Website and app data records:

• • • • • • •

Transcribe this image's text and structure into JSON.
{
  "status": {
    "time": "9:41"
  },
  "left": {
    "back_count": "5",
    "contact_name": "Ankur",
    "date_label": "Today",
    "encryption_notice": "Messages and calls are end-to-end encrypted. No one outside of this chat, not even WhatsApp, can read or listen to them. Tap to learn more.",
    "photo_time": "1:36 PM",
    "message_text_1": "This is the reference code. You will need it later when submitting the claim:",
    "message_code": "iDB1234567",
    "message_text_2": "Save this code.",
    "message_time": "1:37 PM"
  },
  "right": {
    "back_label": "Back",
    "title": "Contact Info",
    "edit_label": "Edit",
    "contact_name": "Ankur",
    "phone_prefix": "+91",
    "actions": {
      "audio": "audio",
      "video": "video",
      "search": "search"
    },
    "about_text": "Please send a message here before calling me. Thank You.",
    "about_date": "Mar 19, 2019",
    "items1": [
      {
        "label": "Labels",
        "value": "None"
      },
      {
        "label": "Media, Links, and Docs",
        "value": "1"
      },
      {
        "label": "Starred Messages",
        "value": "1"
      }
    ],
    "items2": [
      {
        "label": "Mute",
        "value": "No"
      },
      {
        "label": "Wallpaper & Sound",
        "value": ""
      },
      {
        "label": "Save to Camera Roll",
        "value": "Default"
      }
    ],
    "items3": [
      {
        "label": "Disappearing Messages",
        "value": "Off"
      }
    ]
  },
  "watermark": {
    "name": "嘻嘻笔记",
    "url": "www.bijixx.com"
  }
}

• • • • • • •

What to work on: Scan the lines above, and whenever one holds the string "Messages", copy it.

Solution:
    "encryption_notice": "Messages and calls are end-to-end encrypted. No one outside of this chat, not even WhatsApp, can read or listen to them. Tap to learn more.",
        "label": "Starred Messages",
        "label": "Disappearing Messages",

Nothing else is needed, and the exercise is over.